RECENTLY I took my 13-year-old in-house expert on popular music to a big country show at the TD Garden. Lady Antebellum, consummate 21st-century pop songsmiths out of Nashville, were the headliners. The opening acts were Kip Moore, whose songs about young love and trucks might add up to one meta-song about an intimate relationship with a truck, and Kacey Musgraves, a rising star whose big night at the Grammy awards boosted her album “Same Trailer, Different Park” to number one on the country charts.
My consultant had a fine time at the show — “I can’t say that I’m not excited” was how she put it — and enjoyed staying out late, rambling unsupervised through the crowd (which I wouldn’t let her do at many other sorts of arena concerts), and singing along with songs she knew from the radio.
That she knew those songs, a product of her recent drift down the dial from KISS 108 to WKLB 102.5, Boston’s mainstream country station, points to larger forces at work in pop music around here.
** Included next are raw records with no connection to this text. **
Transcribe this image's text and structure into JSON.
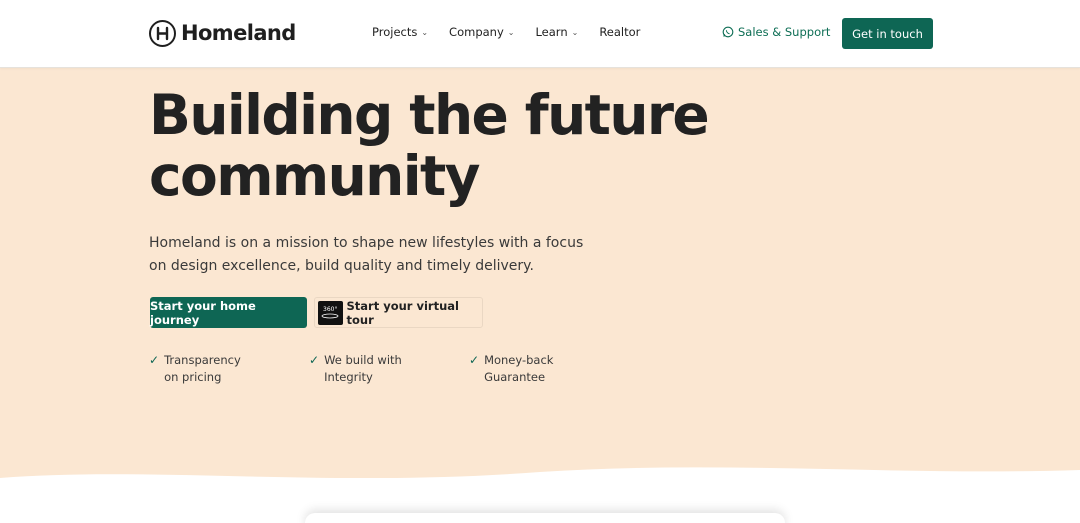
{
  "header": {
    "logo_text": "Homeland",
    "nav": [
      {
        "label": "Projects",
        "has_dropdown": true
      },
      {
        "label": "Company",
        "has_dropdown": true
      },
      {
        "label": "Learn",
        "has_dropdown": true
      },
      {
        "label": "Realtor",
        "has_dropdown": false
      }
    ],
    "support_label": "Sales & Support",
    "support_icon": "whatsapp-icon",
    "cta_label": "Get in touch"
  },
  "hero": {
    "headline": "Building the future community",
    "subtext": "Homeland is on a mission to shape new lifestyles with a focus on design excellence, build quality and timely delivery.",
    "primary_button": "Start your home journey",
    "tour_button": "Start your virtual tour",
    "tour_badge": "360°",
    "features": [
      {
        "text": "Transparency\non pricing"
      },
      {
        "text": "We build with\nIntegrity"
      },
      {
        "text": "Money-back\nGuarantee"
      }
    ],
    "check_glyph": "✓"
  },
  "colors": {
    "brand_green": "#0e6654",
    "hero_bg": "#fbe7d2",
    "text_dark": "#222222"
  }
}
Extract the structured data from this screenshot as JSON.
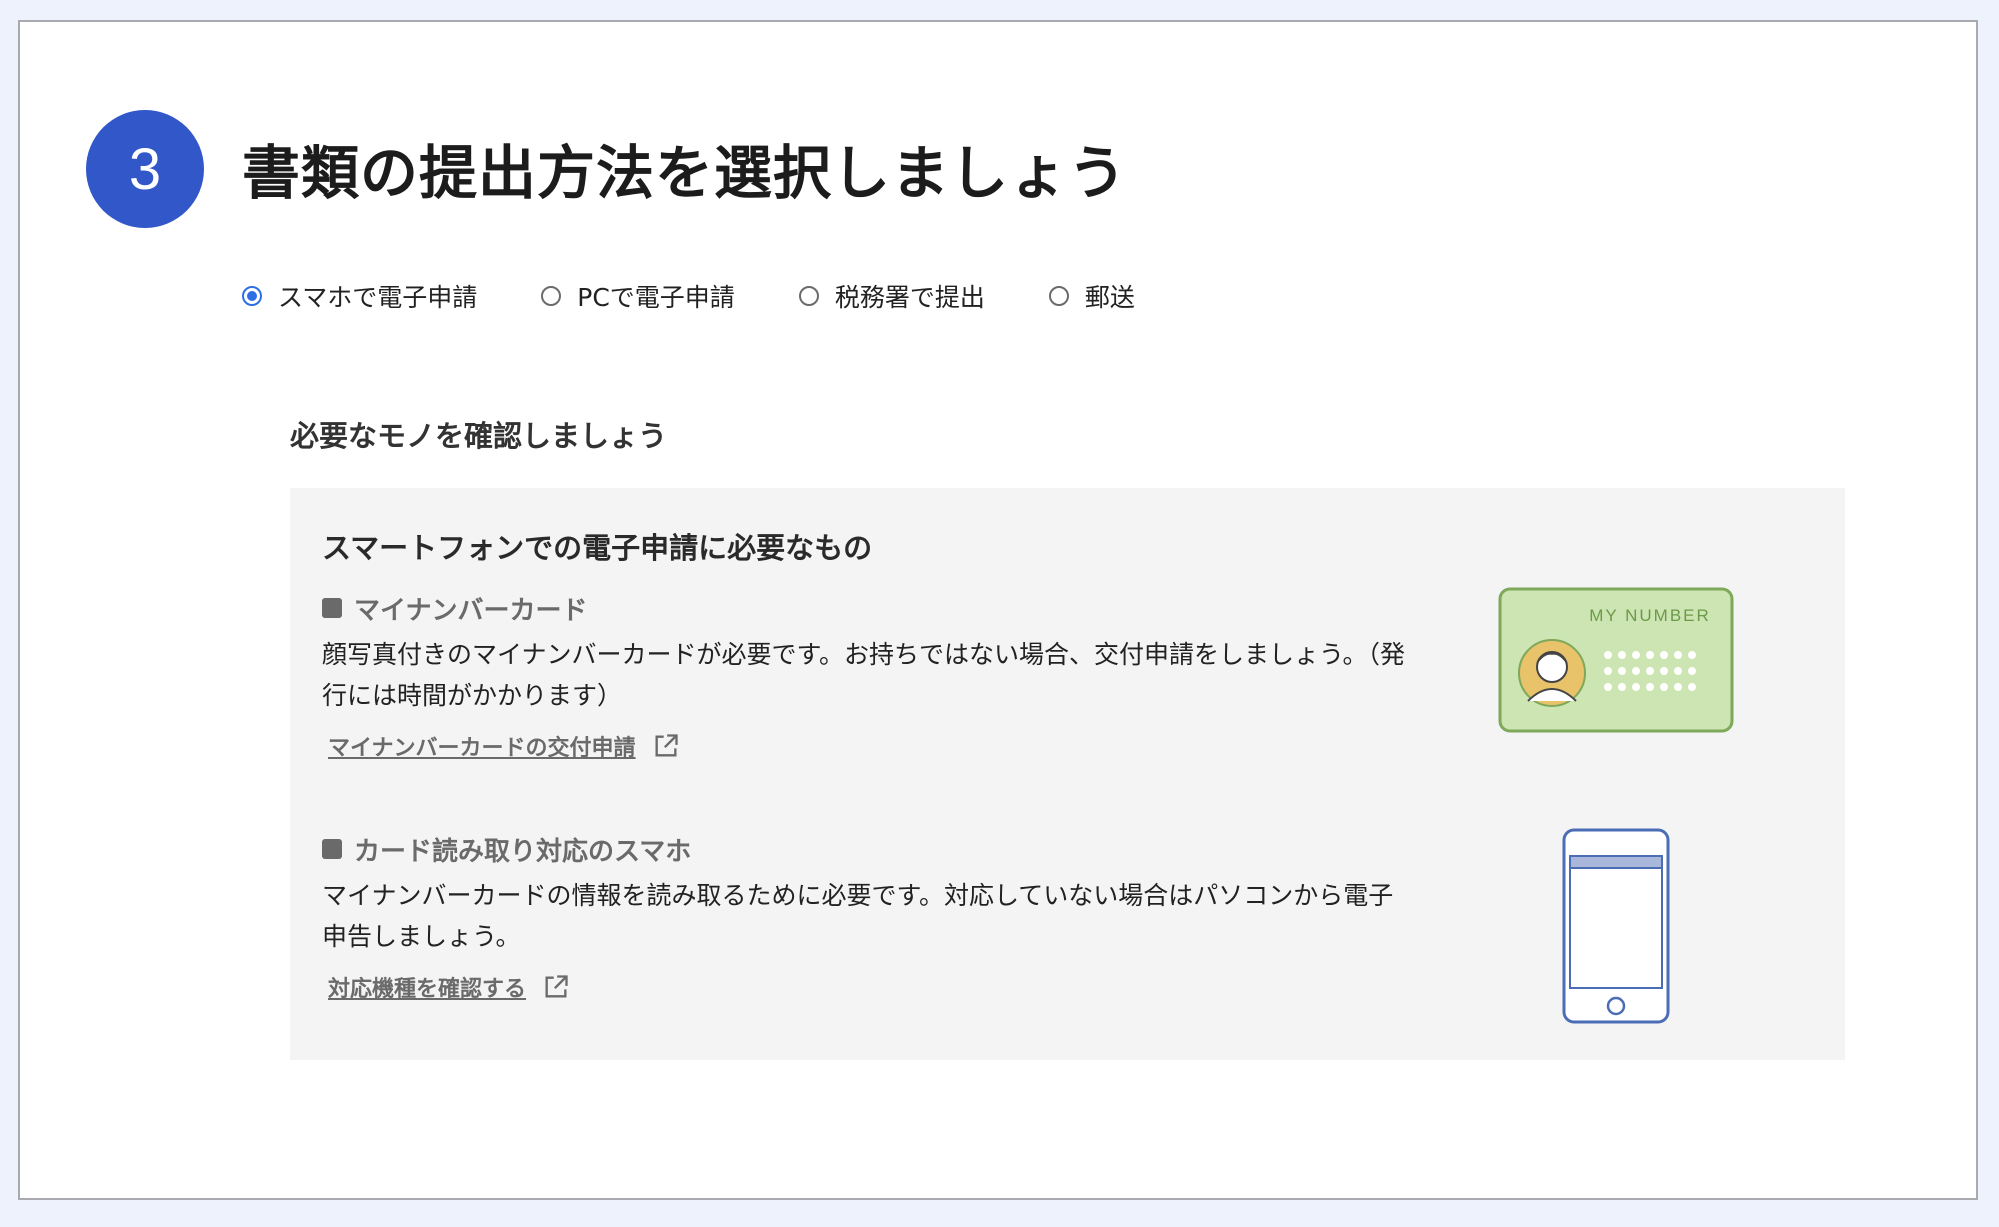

Once buried in the ratings, WKLB now consistently places high in the local competition for listeners, and reached number one over the summer. The industry has rewarded it with various forms of recognition, including the Country Music Association’s Major Market Station of the Year award in 2012.
Mike Brophey, WKLB’s program director, points to the station’s success in attracting listeners who don’t fit the conventional country-radio mold of older folks who keep the radio tuned to one station. “We’ve got more people listening to us in high school and college,” he says. “They’re sophisticated, and they listen to all kinds of music.”
Improved ratings methodology shows that the exclusive country radio listener barely exists around here. Instead, Brophey says, open-eared pop fans find their way to country because “there’s a much bigger range of sounds from song to song, and it’s not overproduced. You can hear the instruments and understand the lyrics — and we pride ourselves on keeping the lyrics reasonably clean.”
WKLB’s promotional efforts have powered a local boom in live shows, a change from the days when Nashville acts avoided Boston. When I mentioned to Kacey Musgraves during an interview after the show that I had seen a lot of college-age women on their way to the Garden on the T and wondered what had brought them into the fold, she said, “It’s 100 percent country radio.”
Now, there’s plenty wrong with mainstream country radio. As the house organ of a globalized pop-culture industry that puts Nashville on a par with Hollywood, its aesthetic, economic, and ideological tunnel vision rules out most of what I regard as good country music. Its favored product frequently sounds like artificially twanged-up power pop, light rock, or pickup truck ads.
But the Nashville colossus also has significant virtues, chief among them its commitment to songcraft and musicianship. The sidemen and behind-the-scenes craftspeople are astonishingly good, and even the most abjectly packaged cutie-pie star can usually sing and play a little, and cowrite a half-decent song.
And because the mainstream shares tributary systems with Americana, bluegrass, and other less commercial country realms, interesting hybrids can prosper. Musgraves, for instance, who will tour with Katy Perry this summer, came up on the hardcore Texas opry circuit, working on her songwriting chops during the week and singing Hank Williams and Ernest Tubb songs at Saturday-night performances. She’s a genuine country musician, steeped in the genre’s traditions, and in the unlikely event that she doesn’t pan out as a major Nashville diva she could pursue a career as a go-to songwriter.
I don’t love mainstream country radio, but I appreciate it, and it means something to me that WKLB is the one station I can listen to with my daughters in the car. It makes me wish that other genres I care for, like the blues, had country’s market clout. Most of the bluesmen I admire would have made the necessary compromises to get on mainstream blues radio, if such a thing existed, or would at least have welcomed the chance to recruit an audience by defining themselves against it. Mainstream country, flaws and all, generates a deep structure in which many kinds of musicians — and listeners — can find a niche.Carlo Rotella is director of American studies at Boston College. His latest book is “Playing in Time: Essays, Profiles, and Other True Stories.’’